Although people claim they are more busy than ever before–soccer games, violin lessons, swim meets, church, volunteering, committees, and overtime–on average, we somehow manage to watch 4-5 hours of tv a day! Back when our grandparents were doing life, television remained a novelty, turned on for specific times, when the more important things were done. Now, children anywhere can access Netflix, Hulu, and Youtube, watching whatever, whenever, and all the time.
Television has not only graduated to babysitter status, but it has become our psychotherapy of choice. At the end of a stressful day, we don’t sit down and process life with our family or read stories or play games: no, we plop down on the couch and numb out. The anesthesia of choice? Anything that takes our mind off our own life. To anesthetize: “deprive of feeling or awareness.” Most people will admit that they’d rather not be left alone with their thoughts–quiet disturbs them. We don’t want to be aware of our choices, our relationships, or our future. So we bow our minds to the “plug-in drug” of escape and hope that we can just forget the weight of everything piling in.
In her essay,”Television: the Plug-in Drug,” Marie Winn claims that television is not only eroding family rituals–the kind that bond a unit of people together–but that our excessive viewing time is diminishing our time to relate one-on-one, listen, and deal with conflict. We want to be entertained, so we struggling to listen. We want to be talked to with soft, kind tones, so we don’t know how to respond to confrontation. And because we are no longer engaging with real-life people, we’ve lost our connections to the very people we live with. “By its domination of the time families spend together, it destroys the special quality that distinguishes one family from another, a quality that depends to a great extent on what a family does, what special rituals, games, recurrent jokes, familiar songs, and shared activities it accumulates” (Winn, 2). Families no longer take the time to eat a meal together, or if they do, they circle the screen and don’t engage in conversation. A child will spend an average of 38.5 minutes (yes, you read that right) in meaningful conversation with a parent per week. The amount of time that child spends watching television each week? Over 24 hours. Who is getting the more influential voice over them?
“As family ties grow weaker and vaguer, as children’s lives become more separate from their parents’, as parents’ educational role in their children’s lives is taken over by the media, the school, and the peer group, family life becomes increasingly more unsatisfying for both parents and children” (Winn, 7).
So, television consumes us and has altered the family structure. It’s become a god we set aside quiet time for, and a teacher to our children. Even if you fall into the 2% of Americans who don’t own a tv (like we don’t), you still have access to view almost every movie or tv show out there (like we do). Even though our viewing has to be somewhat intentional, we still watch more than we should.
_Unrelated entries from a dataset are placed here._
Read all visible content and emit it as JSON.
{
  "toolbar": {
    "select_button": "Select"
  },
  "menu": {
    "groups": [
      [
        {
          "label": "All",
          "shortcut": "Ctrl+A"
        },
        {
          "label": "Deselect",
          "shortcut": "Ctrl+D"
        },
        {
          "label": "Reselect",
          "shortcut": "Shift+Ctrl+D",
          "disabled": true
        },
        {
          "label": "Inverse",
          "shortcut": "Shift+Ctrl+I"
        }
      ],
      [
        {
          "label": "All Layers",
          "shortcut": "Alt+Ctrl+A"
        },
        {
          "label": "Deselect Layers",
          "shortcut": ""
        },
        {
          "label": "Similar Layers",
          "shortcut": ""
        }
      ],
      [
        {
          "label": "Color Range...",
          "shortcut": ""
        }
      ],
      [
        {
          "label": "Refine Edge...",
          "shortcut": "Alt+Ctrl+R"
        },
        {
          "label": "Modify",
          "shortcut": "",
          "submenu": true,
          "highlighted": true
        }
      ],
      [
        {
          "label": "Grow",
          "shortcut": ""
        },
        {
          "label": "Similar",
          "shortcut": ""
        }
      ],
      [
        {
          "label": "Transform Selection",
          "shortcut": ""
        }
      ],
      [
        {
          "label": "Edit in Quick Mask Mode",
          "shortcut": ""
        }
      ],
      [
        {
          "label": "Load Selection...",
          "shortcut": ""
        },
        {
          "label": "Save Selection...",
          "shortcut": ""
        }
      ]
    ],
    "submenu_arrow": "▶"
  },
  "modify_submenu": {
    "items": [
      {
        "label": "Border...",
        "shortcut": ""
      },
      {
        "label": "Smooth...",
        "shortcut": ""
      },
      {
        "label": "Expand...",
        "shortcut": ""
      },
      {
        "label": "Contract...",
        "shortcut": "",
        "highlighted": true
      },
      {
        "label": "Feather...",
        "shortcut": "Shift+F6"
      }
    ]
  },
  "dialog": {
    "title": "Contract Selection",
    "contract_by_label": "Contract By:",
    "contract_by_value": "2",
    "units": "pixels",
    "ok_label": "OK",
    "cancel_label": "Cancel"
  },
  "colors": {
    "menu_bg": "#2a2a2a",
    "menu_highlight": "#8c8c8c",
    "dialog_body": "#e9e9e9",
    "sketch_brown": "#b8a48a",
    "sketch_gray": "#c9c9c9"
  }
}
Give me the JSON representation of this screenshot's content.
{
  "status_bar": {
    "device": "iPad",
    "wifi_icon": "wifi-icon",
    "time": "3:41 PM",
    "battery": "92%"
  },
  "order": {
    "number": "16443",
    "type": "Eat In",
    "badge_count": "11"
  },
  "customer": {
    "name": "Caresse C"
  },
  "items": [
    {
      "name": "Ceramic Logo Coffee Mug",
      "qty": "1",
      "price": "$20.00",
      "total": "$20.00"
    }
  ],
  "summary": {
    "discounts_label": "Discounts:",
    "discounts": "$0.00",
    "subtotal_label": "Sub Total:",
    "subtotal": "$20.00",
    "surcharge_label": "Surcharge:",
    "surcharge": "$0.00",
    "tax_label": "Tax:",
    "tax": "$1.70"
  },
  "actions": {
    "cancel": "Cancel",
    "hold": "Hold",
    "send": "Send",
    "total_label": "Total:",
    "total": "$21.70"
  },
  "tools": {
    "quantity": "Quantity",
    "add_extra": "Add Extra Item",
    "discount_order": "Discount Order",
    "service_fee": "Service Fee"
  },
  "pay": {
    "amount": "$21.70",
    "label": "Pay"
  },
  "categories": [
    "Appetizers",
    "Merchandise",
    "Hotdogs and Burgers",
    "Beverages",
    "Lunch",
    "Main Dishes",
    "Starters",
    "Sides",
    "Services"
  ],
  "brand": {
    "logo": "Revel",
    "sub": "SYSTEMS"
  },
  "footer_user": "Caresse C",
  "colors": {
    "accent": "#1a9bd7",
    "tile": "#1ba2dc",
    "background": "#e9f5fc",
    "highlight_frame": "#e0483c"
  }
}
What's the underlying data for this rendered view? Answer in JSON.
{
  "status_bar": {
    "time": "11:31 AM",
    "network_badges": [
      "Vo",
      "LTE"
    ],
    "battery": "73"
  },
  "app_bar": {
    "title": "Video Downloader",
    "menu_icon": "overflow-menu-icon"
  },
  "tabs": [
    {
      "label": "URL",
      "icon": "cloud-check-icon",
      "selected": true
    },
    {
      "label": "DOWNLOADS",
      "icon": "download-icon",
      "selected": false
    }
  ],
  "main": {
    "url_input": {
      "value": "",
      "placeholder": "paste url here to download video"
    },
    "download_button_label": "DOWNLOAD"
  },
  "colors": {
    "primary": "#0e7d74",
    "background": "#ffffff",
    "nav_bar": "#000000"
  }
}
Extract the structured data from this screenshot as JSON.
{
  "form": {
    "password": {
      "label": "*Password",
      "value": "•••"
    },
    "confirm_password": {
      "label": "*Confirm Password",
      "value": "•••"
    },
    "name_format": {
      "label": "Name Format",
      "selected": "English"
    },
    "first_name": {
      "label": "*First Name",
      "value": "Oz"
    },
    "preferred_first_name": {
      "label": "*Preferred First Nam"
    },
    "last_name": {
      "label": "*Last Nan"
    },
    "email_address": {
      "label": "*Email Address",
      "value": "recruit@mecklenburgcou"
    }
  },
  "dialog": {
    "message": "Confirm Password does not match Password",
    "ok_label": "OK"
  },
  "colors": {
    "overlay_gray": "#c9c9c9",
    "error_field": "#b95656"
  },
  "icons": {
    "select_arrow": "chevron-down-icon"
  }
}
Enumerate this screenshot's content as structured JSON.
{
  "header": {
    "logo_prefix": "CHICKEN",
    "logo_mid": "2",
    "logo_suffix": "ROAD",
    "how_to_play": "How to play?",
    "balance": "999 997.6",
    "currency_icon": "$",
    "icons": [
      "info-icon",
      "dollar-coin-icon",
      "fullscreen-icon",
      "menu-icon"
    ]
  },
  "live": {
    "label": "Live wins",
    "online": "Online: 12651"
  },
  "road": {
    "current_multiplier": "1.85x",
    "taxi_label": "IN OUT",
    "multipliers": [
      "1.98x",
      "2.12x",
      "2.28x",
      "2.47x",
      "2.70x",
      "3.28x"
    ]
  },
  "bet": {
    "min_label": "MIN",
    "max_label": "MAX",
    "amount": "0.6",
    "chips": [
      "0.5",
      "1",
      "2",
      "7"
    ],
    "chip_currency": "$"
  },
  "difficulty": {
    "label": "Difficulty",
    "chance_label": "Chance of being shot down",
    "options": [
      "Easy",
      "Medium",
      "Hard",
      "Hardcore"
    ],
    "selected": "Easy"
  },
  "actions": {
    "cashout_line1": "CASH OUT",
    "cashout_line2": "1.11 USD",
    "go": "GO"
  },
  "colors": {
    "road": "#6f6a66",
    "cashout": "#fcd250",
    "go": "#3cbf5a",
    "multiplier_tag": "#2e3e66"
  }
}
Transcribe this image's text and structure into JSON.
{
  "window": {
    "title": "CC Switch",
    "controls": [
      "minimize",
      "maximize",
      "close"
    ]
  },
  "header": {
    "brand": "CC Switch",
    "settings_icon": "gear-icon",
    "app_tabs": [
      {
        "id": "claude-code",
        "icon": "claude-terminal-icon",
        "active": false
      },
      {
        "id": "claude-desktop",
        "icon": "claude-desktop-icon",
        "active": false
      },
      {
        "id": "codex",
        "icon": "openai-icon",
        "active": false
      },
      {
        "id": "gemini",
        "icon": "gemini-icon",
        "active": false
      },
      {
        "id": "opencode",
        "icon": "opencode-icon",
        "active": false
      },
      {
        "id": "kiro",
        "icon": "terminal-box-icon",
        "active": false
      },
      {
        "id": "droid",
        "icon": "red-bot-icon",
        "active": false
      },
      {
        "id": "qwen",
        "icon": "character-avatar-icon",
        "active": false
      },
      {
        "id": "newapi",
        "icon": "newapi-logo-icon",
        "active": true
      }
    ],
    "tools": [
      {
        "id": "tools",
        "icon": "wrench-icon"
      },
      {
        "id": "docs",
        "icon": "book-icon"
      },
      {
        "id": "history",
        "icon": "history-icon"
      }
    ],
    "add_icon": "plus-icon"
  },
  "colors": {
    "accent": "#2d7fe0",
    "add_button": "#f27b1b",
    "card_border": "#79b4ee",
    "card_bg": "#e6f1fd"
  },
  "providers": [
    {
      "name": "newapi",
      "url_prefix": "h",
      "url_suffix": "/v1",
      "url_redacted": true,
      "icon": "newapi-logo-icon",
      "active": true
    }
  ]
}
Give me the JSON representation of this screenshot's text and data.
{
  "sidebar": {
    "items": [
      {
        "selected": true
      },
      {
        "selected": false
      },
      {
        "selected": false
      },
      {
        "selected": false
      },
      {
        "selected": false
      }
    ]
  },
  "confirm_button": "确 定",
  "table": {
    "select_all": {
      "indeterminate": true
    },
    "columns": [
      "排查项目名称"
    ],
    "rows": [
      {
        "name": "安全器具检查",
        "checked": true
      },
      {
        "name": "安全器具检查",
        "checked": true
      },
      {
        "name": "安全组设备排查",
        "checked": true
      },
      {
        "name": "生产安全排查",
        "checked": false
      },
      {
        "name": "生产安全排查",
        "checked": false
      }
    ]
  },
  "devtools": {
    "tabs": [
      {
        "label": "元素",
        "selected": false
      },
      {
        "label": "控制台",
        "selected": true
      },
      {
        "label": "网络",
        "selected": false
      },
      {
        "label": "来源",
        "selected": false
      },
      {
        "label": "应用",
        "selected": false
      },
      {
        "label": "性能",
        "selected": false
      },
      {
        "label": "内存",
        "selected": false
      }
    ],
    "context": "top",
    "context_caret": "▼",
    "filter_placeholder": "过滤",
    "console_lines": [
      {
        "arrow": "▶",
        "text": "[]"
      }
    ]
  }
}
Even tonight, I deliberated: watch a Judi Dench movie or write this blog post? The irony wasn’t lost on me.
Is it wrong to watch something? Of course not. If the movie is inspiring, truthful and beautiful, go for it? But if it doesn’t challenge, encourage, or motivate you to become a better person, it might not be worth the time. We often watch a movie with our children on “family fun night,” but not always. Sometimes we play games or create something or go somewhere together. Think outside the box–yes, literally. “By the age of 65 the average American will have spent nearly nine years glued to the tube”(Sound Vision). Think of what a person could do with those 9 years!
“I find television very educating. Every time somebody turns on the set, I go into the other room and read a book.” –Groucho Marx
- Take a long, slow meal together. Ask questions and really listen.
- Pull out that dusty deck of cards or board game.
- Get a joke book and try to make each other laugh.
- Go Jane Austen-style and read aloud from a book of poetry, Shakespeare, or Psalms.
- Play soccer or football in the backyard.
- Build a fire and roast s’mores. Tell stories about your childhood.
- Take a walk around your neighborhood and watch the sunset.
- Get creative!